Patriot Viper 6GB DDR3-1600
The Patriot Viper Modules
The packaging of these modules starts in a black and blue box that houses the modules. Inside the box contains a simple clamshell design package (two in fact) with the necessary product information insert. You can easily pop open the blister packaging; you don’t need to worry about destroying the entire packaging just to get at the sticks.
The aesthetics of these Viper modules is striking, with the modules finished in a sky blue that looks great, but they’re not quite as vibrant as the green Patriot monsters we recently reviewed. Slightly more subdued, these Vipers continue the blue and black theme, with a printer sticker that identifies the necessary information such as model number, timings, speed, voltage, and such. The modules we have here are the LLK variety, (Low Latency), sporting 8-8-8-24 timings at 1600MHz speed. Patriot has continued their previous module design from past series, incorporating a look that is still very sharp, though the colour scheme has changed with each successful model lineup. The medium blue colour scheme should complement probably any X58 motherboard, but a Gigabyte or ASUS II Rampage Extreme would fit perfectly.
The Vipers finish the colour scheme with black PCBs under the tall heatspreaders, with the green PCBs having gone the way of the dinosaur with Patriot. Very sleek indeed. The heatsinks are taller, so if you have a heatsink that extends over the DIMM slots (such as the Cooler Master V10), be sure to install the memory first and ensure enough clearance.
Designed with integrated ACC (Aluminum Copper Composite) technology, apparently to help dissipate the heat produced by the modules under load. with the Viper modules here, so no worries about clearance issues with your CPU heatsink. The need for massive heatspreaders is historically well documented for those who overclock their RAM very heavily, as a great deal of heat can be produced. However, as we’ve seen with the new DDR3 tri-channel modules running at a frugal 1.5 volts at stock, not much heat will be produced. Even at the maximum 1.65V, there shouldn’t be any heat issues, certainly not like the "old" days when you had 2.4 volts coursing through some DDR2 sticks that were insanely overclocked to 1200MHz and were actually quite hot to the touch.

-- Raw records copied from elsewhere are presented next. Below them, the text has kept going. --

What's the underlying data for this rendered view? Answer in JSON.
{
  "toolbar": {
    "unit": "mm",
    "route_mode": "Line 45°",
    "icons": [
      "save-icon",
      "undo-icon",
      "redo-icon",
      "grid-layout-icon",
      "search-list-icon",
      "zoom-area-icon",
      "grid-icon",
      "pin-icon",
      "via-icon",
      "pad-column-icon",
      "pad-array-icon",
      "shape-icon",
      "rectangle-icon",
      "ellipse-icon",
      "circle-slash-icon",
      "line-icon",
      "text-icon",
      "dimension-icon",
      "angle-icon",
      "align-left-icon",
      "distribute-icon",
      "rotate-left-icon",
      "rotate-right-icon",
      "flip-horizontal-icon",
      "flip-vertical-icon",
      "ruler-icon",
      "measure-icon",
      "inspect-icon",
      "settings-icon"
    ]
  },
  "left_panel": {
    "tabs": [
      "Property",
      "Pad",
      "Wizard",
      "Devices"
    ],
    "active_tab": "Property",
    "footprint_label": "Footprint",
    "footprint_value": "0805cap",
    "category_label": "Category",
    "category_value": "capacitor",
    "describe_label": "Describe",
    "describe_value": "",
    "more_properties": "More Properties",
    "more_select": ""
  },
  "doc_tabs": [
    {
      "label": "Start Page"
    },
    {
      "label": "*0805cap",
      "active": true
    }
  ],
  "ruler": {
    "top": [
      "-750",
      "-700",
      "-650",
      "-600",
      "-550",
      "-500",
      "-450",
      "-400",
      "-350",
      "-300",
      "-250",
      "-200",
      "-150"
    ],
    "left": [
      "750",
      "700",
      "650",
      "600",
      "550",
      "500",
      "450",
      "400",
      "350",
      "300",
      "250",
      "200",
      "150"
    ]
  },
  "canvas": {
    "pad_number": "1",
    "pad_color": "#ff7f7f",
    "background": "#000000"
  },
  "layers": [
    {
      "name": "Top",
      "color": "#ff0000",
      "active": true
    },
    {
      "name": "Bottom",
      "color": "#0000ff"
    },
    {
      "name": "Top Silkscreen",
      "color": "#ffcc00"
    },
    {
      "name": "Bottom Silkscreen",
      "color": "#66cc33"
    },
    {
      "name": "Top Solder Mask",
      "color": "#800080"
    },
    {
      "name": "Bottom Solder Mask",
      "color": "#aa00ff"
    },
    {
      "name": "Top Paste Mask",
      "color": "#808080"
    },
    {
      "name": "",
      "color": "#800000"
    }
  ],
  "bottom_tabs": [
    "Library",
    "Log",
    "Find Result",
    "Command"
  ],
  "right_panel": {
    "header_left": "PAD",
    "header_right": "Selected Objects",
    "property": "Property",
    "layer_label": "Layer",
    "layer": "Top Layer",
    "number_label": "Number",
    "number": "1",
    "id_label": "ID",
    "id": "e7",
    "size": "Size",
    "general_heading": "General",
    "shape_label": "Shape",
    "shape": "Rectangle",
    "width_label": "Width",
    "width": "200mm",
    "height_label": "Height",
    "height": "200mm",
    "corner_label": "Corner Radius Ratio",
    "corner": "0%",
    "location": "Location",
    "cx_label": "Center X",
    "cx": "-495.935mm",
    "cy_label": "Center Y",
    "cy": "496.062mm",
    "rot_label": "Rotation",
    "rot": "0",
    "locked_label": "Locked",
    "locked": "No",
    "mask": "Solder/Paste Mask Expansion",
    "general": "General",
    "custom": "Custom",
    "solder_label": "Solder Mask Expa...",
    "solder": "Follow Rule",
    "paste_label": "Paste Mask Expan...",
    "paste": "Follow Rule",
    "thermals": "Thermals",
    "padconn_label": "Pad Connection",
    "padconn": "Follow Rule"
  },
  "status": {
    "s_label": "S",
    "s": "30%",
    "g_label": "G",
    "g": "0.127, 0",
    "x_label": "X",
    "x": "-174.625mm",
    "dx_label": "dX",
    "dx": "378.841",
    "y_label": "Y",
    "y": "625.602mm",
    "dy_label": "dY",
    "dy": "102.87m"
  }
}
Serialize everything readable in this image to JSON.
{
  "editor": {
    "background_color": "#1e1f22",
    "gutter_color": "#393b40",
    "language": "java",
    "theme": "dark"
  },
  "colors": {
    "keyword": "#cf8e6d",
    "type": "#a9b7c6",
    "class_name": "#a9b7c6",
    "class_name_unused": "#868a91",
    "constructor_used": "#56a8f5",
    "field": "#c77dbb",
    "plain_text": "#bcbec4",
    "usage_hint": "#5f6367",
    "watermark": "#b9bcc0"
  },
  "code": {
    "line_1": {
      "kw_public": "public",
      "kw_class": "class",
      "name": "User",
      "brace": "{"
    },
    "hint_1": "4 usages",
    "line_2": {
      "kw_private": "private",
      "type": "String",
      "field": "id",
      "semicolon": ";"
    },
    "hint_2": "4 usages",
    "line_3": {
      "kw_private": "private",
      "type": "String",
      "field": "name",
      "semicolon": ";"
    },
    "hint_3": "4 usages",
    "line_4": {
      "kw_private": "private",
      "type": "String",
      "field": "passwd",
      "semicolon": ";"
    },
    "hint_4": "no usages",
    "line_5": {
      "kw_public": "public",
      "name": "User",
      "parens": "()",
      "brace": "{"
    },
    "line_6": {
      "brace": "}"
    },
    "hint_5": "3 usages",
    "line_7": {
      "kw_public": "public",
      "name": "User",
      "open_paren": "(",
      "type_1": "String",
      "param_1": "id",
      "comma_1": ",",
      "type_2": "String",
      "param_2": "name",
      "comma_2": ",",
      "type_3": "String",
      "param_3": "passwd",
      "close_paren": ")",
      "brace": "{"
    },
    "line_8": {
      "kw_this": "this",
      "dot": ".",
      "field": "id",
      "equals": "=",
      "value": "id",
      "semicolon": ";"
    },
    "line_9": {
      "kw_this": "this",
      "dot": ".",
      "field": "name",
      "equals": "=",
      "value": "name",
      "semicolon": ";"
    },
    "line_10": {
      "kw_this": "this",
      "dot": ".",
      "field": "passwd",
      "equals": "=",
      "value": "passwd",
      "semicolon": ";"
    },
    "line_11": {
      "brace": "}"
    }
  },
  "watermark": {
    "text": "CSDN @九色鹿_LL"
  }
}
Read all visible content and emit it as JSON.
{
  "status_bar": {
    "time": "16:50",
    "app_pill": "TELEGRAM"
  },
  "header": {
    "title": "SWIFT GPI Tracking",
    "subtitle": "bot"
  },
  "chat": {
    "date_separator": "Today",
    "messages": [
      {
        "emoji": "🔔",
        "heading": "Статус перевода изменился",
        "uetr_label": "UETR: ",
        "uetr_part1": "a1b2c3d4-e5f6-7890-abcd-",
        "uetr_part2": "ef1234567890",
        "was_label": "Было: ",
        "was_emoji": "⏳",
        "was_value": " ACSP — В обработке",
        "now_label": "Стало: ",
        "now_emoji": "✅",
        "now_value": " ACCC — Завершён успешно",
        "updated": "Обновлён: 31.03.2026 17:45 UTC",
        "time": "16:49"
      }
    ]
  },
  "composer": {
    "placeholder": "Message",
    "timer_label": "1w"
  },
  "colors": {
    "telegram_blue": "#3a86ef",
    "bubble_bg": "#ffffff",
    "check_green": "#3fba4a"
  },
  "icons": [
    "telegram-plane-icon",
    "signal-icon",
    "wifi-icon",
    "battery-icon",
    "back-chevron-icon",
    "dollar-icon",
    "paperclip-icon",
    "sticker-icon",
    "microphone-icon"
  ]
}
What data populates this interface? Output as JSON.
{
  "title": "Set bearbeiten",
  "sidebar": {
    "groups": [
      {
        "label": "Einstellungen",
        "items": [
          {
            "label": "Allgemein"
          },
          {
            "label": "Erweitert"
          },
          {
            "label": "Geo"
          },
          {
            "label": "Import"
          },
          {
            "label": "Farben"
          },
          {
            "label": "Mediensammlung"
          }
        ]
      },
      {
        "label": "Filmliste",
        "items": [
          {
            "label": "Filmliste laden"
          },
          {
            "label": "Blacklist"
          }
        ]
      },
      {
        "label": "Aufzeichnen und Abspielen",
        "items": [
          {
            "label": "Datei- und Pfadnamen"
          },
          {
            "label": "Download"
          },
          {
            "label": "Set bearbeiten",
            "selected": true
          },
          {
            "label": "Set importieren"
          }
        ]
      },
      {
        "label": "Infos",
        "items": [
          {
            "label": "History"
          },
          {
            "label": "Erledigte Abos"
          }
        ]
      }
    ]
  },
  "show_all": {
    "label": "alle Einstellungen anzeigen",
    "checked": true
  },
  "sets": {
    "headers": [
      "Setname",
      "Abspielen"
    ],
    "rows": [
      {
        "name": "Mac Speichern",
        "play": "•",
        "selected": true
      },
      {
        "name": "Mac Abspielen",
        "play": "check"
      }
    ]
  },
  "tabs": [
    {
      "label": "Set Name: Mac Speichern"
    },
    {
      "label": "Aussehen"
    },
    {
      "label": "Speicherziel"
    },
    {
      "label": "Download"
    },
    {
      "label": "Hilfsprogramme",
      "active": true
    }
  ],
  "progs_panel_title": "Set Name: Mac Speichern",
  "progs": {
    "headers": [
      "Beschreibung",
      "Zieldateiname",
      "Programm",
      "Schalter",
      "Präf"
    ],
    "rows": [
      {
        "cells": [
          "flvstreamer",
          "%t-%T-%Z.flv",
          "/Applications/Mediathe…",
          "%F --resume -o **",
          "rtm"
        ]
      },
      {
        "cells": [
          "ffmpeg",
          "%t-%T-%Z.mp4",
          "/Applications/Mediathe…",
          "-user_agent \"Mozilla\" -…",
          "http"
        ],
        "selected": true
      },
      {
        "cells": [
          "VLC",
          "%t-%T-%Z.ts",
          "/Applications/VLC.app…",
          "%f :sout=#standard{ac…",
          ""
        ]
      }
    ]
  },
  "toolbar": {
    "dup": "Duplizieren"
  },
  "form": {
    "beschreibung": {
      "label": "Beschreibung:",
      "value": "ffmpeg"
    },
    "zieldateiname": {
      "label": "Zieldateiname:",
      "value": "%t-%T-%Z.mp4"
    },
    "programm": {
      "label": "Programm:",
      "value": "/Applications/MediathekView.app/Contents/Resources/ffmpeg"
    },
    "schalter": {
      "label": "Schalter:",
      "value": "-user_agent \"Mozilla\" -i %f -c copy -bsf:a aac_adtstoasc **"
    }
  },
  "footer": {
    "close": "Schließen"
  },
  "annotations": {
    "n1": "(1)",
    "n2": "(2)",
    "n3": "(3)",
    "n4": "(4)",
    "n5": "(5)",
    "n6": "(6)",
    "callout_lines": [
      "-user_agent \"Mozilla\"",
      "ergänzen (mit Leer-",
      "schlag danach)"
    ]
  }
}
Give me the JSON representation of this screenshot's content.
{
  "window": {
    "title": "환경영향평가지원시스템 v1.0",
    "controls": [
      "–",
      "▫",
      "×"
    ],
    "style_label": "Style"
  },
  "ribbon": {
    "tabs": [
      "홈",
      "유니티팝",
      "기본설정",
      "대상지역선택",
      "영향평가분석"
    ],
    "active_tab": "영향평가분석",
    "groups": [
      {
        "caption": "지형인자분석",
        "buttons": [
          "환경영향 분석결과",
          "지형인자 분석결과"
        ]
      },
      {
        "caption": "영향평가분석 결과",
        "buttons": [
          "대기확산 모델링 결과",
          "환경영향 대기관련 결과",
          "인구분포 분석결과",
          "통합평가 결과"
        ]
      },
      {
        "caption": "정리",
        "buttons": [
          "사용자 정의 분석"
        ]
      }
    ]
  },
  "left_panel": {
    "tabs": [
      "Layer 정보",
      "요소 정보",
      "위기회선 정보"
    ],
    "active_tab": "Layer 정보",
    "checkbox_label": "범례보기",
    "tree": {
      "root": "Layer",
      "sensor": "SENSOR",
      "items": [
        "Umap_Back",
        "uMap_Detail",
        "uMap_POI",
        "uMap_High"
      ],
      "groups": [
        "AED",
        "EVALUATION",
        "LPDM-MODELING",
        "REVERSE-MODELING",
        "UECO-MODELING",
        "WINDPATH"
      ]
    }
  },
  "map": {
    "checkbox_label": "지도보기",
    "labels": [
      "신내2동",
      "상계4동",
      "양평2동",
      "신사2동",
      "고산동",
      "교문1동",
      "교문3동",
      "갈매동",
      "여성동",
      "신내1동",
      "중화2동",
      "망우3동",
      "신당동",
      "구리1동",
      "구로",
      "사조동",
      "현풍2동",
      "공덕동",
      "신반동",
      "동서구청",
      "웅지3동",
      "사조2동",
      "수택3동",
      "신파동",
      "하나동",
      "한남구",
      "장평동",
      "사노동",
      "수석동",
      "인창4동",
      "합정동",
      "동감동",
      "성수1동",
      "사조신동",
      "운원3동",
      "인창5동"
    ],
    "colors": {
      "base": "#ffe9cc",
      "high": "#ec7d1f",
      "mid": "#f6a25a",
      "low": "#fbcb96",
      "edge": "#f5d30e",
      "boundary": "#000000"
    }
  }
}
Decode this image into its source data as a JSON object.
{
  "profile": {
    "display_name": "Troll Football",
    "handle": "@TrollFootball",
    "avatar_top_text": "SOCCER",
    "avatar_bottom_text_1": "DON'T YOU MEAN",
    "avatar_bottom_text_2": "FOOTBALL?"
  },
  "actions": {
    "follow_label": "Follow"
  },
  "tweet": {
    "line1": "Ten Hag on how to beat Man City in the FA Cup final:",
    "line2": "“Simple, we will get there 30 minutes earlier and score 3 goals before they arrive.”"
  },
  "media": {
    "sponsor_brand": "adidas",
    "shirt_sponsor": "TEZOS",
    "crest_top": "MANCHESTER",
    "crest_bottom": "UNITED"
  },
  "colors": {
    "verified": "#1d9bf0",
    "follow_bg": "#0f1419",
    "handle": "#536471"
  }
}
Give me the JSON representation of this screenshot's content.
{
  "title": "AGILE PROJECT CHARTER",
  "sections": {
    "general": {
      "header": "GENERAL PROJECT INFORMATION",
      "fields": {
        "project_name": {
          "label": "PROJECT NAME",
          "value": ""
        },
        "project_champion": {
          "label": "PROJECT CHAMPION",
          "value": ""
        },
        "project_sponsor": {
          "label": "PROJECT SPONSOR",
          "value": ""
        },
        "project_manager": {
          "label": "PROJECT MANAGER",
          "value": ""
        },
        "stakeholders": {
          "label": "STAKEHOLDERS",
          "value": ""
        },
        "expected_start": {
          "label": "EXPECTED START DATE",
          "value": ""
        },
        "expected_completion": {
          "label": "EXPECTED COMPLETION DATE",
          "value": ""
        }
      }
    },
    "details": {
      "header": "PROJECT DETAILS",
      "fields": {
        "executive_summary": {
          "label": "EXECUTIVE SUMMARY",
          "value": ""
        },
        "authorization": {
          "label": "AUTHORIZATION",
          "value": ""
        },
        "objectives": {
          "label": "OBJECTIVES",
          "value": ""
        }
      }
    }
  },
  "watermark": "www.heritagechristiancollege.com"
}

Let’s get down to business and see what these sticks can do.